Weekends in fall are reserved for many things earthy and sweet. This one brought proper clothes shopping for Lucas (we’ve started to call him Luke) and Abigail. While I was away, Phil had emailed me photos of them. And I replied, not with "how cute" or "adorable," but "creepy, they need new clothes. He looks like an accountant, and she looks like a ragamuffin." So, off we went, shopping list in hand. Cable knit sweaters (ooh, or those Irish knotted ones), brown thick corduroys, tweed dresses with leggings, footsie pajamas and faux fur boots. Speaking of boots, we ventured to Nordstrom on our way to Janie & Jack (my all time fave) to stop at the shoe department for Phil. Nordstrom, aside from offering free alterations and piano music, has a half-decent shoe department. It’s no Neiman Marcus Last Call, but it will do. Shhhhh, don’t tell. Identifying a Lacoste sneaker with a velcro strap, Phil said, "Look, Izod," then asked the salesman if they had it in his size. We sat and waited, and my period cramps were appreciative.
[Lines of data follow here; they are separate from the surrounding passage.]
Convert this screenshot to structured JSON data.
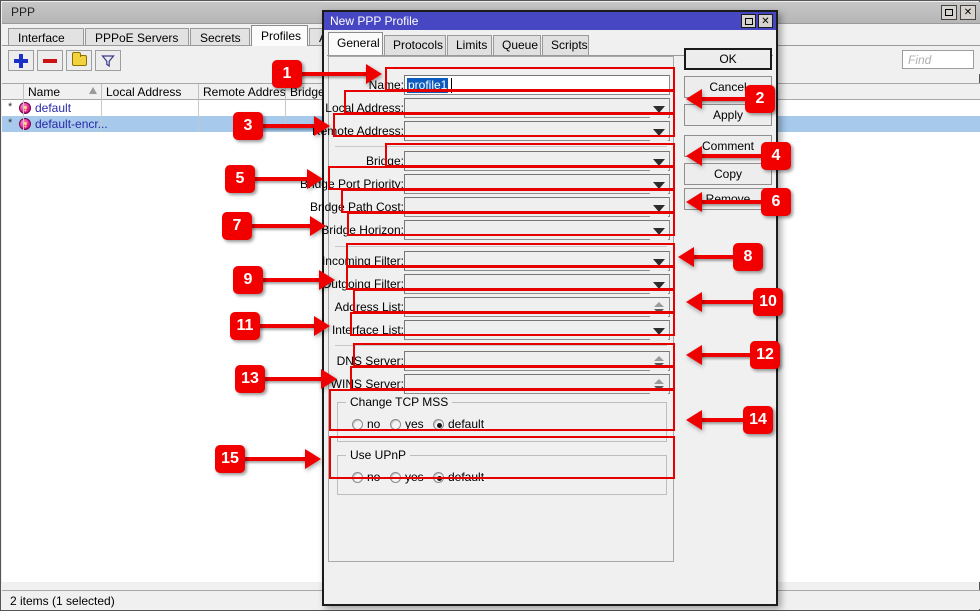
{
  "main_window": {
    "title": "PPP",
    "controls": {
      "maximize": "□",
      "close": "✕"
    },
    "tabs": [
      {
        "label": "Interface",
        "active": false
      },
      {
        "label": "PPPoE Servers",
        "active": false
      },
      {
        "label": "Secrets",
        "active": false
      },
      {
        "label": "Profiles",
        "active": true
      },
      {
        "label": "Active Connec",
        "active": false
      }
    ],
    "toolbar": [
      {
        "name": "add-button",
        "icon": "plus-icon"
      },
      {
        "name": "remove-button",
        "icon": "minus-icon"
      },
      {
        "name": "comment-button",
        "icon": "folder-icon"
      },
      {
        "name": "filter-button",
        "icon": "funnel-icon"
      }
    ],
    "find": {
      "placeholder": "Find",
      "value": ""
    },
    "list": {
      "columns": [
        "Name",
        "Local Address",
        "Remote Address",
        "Bridge"
      ],
      "rows": [
        {
          "flag": "*",
          "name": "default",
          "local_address": "",
          "remote_address": "",
          "bridge": "",
          "selected": false
        },
        {
          "flag": "*",
          "name": "default-encr...",
          "local_address": "",
          "remote_address": "",
          "bridge": "",
          "selected": true
        }
      ]
    },
    "status": "2 items (1 selected)"
  },
  "dialog": {
    "title": "New PPP Profile",
    "controls": {
      "maximize": "□",
      "close": "✕"
    },
    "tabs": [
      {
        "label": "General",
        "active": true
      },
      {
        "label": "Protocols",
        "active": false
      },
      {
        "label": "Limits",
        "active": false
      },
      {
        "label": "Queue",
        "active": false
      },
      {
        "label": "Scripts",
        "active": false
      }
    ],
    "fields": [
      {
        "label": "Name:",
        "value": "profile1",
        "selected_text": true,
        "control": "text"
      },
      {
        "label": "Local Address:",
        "value": "",
        "control": "dropdown"
      },
      {
        "label": "Remote Address:",
        "value": "",
        "control": "dropdown"
      },
      {
        "label": "Bridge:",
        "value": "",
        "control": "dropdown"
      },
      {
        "label": "Bridge Port Priority:",
        "value": "",
        "control": "dropdown"
      },
      {
        "label": "Bridge Path Cost:",
        "value": "",
        "control": "dropdown"
      },
      {
        "label": "Bridge Horizon:",
        "value": "",
        "control": "dropdown"
      },
      {
        "label": "Incoming Filter:",
        "value": "",
        "control": "dropdown"
      },
      {
        "label": "Outgoing Filter:",
        "value": "",
        "control": "dropdown"
      },
      {
        "label": "Address List:",
        "value": "",
        "control": "spinner"
      },
      {
        "label": "Interface List:",
        "value": "",
        "control": "dropdown"
      },
      {
        "label": "DNS Server:",
        "value": "",
        "control": "spinner"
      },
      {
        "label": "WINS Server:",
        "value": "",
        "control": "spinner"
      }
    ],
    "groups": [
      {
        "title": "Change TCP MSS",
        "options": [
          {
            "label": "no",
            "selected": false
          },
          {
            "label": "yes",
            "selected": false
          },
          {
            "label": "default",
            "selected": true
          }
        ]
      },
      {
        "title": "Use UPnP",
        "options": [
          {
            "label": "no",
            "selected": false
          },
          {
            "label": "yes",
            "selected": false
          },
          {
            "label": "default",
            "selected": true
          }
        ]
      }
    ],
    "buttons": [
      {
        "label": "OK",
        "default": true
      },
      {
        "label": "Cancel",
        "default": false
      },
      {
        "label": "Apply",
        "default": false
      },
      {
        "label": "Comment",
        "default": false
      },
      {
        "label": "Copy",
        "default": false
      },
      {
        "label": "Remove",
        "default": false
      }
    ]
  },
  "callouts": [
    {
      "number": "1",
      "target": "Name field"
    },
    {
      "number": "2",
      "target": "Apply button"
    },
    {
      "number": "3",
      "target": "Remote Address field"
    },
    {
      "number": "4",
      "target": "Copy button"
    },
    {
      "number": "5",
      "target": "Bridge Port Priority field"
    },
    {
      "number": "6",
      "target": "Remove button"
    },
    {
      "number": "7",
      "target": "Bridge Horizon field"
    },
    {
      "number": "8",
      "target": "Incoming Filter field"
    },
    {
      "number": "9",
      "target": "Outgoing Filter field"
    },
    {
      "number": "10",
      "target": "Address List field"
    },
    {
      "number": "11",
      "target": "Interface List field"
    },
    {
      "number": "12",
      "target": "DNS Server field"
    },
    {
      "number": "13",
      "target": "WINS Server field"
    },
    {
      "number": "14",
      "target": "Change TCP MSS group"
    },
    {
      "number": "15",
      "target": "Use UPnP group"
    }
  ],
  "colors": {
    "callout_red": "#f20000",
    "highlight_border": "#e60000",
    "dialog_titlebar": "#4747c4",
    "selection_blue": "#a6c9ec",
    "text_selection": "#0a5bbd"
  }
}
"I need socks" Phil explained as he walked toward the stock room following after the associate. Little did I know just how much. If it had been a scene in a movie, you might see me wince. Had it been "You’re a Stinky Cheese Man, Charlie Brown," there would’ve been a brown cloud of dust rise to bitch-slap me across the face. But this was real life, and that, right there, the indescribably rancid smell that bordered on vinegar and smelt roe, simply had me draw in a deep breath from over my shoulder. Then I held it, as if I were in a car, passing a cemetery, believing if I held my breath until we were a safe distance away, I’d have good luck. Phil began to laugh, that laugh you can’t help. That moment where you’ve smelled up a room and not only do you know, but you know the people around you know it. He laughed until he couldn’t breathe. Add some serious insult to injury, this was no ordinary salesman. He was old school, sitting on his leather measuring of a stool, pulling stuffed knots of paper from the shoes, wiggling the tongue. He was right there, that close, to the enemy.
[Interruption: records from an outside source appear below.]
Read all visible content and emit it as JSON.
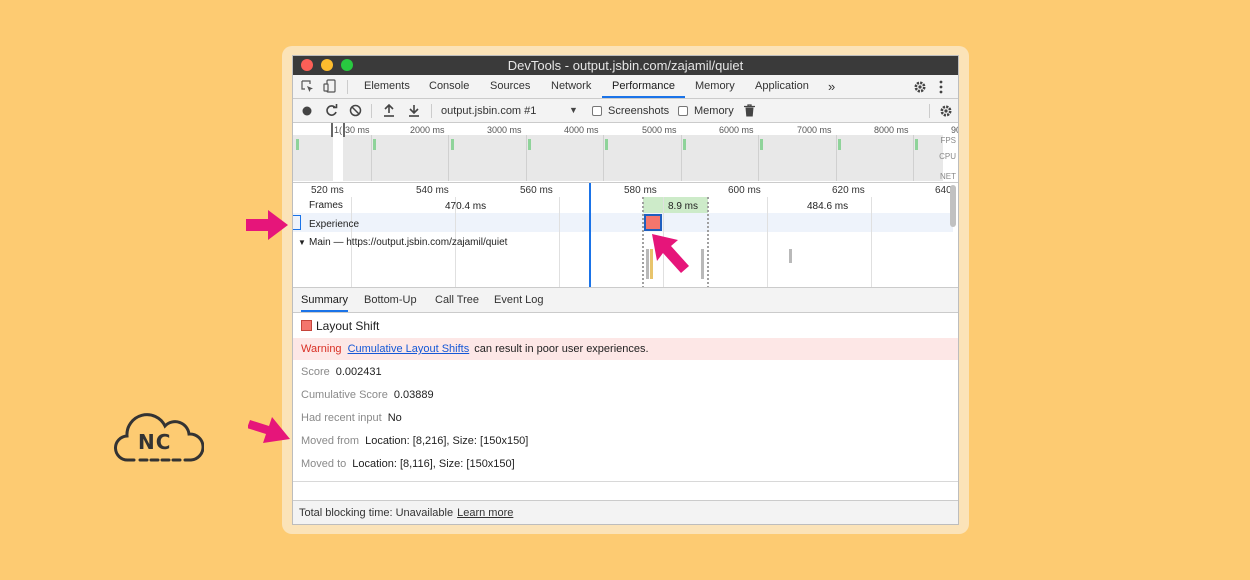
{
  "window": {
    "title": "DevTools - output.jsbin.com/zajamil/quiet"
  },
  "tabs": [
    {
      "label": "Elements"
    },
    {
      "label": "Console"
    },
    {
      "label": "Sources"
    },
    {
      "label": "Network"
    },
    {
      "label": "Performance",
      "active": true
    },
    {
      "label": "Memory"
    },
    {
      "label": "Application"
    }
  ],
  "tabs_more": "»",
  "toolbar": {
    "profile_select": "output.jsbin.com #1",
    "screenshots_label": "Screenshots",
    "memory_label": "Memory"
  },
  "overview": {
    "ticks": [
      "1(",
      "30 ms",
      "2000 ms",
      "3000 ms",
      "4000 ms",
      "5000 ms",
      "6000 ms",
      "7000 ms",
      "8000 ms",
      "90"
    ],
    "fps_label": "FPS",
    "cpu_label": "CPU",
    "net_label": "NET"
  },
  "timeline": {
    "ticks": [
      "520 ms",
      "540 ms",
      "560 ms",
      "580 ms",
      "600 ms",
      "620 ms",
      "640"
    ],
    "frames_label": "Frames",
    "frame_times": [
      "470.4 ms",
      "8.9 ms",
      "484.6 ms"
    ],
    "experience_label": "Experience",
    "main_label": "Main — https://output.jsbin.com/zajamil/quiet"
  },
  "bottom_tabs": [
    {
      "label": "Summary",
      "active": true
    },
    {
      "label": "Bottom-Up"
    },
    {
      "label": "Call Tree"
    },
    {
      "label": "Event Log"
    }
  ],
  "summary": {
    "title": "Layout Shift",
    "warning_label": "Warning",
    "warning_link": "Cumulative Layout Shifts",
    "warning_text": "can result in poor user experiences.",
    "score_label": "Score",
    "score_value": "0.002431",
    "cumulative_label": "Cumulative Score",
    "cumulative_value": "0.03889",
    "input_label": "Had recent input",
    "input_value": "No",
    "moved_from_label": "Moved from",
    "moved_from_value": "Location: [8,216], Size: [150x150]",
    "moved_to_label": "Moved to",
    "moved_to_value": "Location: [8,116], Size: [150x150]"
  },
  "footer": {
    "text": "Total blocking time: Unavailable",
    "link": "Learn more"
  },
  "logo": {
    "text": "NC"
  },
  "colors": {
    "background": "#fdcb72",
    "accent": "#1a73e8",
    "layout_shift": "#f4766d",
    "arrow": "#e6157a"
  }
}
Already in the process, Phil swiftly pulled on the "communal socks," wrong on so many levels, and attempted to push his way into the shoes, hoping the quicker he was, the closer he’d be to containing his offense of a foot. Phil looked at me, giggling like a school girl. I bowed my head, shaking it as if my child had just smeared a dookie across the teacher’s desk. The associate asked if it felt right.
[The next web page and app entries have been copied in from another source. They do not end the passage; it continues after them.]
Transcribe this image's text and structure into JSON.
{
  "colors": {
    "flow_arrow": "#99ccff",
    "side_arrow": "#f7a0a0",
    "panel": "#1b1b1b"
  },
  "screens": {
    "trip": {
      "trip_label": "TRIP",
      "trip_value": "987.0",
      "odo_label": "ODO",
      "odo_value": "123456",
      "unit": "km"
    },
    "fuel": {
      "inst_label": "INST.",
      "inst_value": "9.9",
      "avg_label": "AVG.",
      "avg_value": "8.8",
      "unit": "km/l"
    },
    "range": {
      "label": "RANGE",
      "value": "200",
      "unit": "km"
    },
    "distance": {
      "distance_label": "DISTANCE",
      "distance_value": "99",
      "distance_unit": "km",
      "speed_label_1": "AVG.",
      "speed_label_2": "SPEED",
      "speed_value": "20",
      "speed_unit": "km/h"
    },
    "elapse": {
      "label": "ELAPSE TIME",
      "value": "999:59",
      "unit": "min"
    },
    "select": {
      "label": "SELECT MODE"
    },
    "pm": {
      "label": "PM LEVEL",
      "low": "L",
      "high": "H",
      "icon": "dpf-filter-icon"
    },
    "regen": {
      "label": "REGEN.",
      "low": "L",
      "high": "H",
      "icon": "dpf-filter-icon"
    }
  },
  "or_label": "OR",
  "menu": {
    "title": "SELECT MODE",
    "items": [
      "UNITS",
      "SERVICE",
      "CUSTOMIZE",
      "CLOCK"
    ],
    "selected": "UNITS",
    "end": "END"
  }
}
The shoes didn’t fit but the moment did. This is what makes life memorable. Now go bust a pit on someone you love.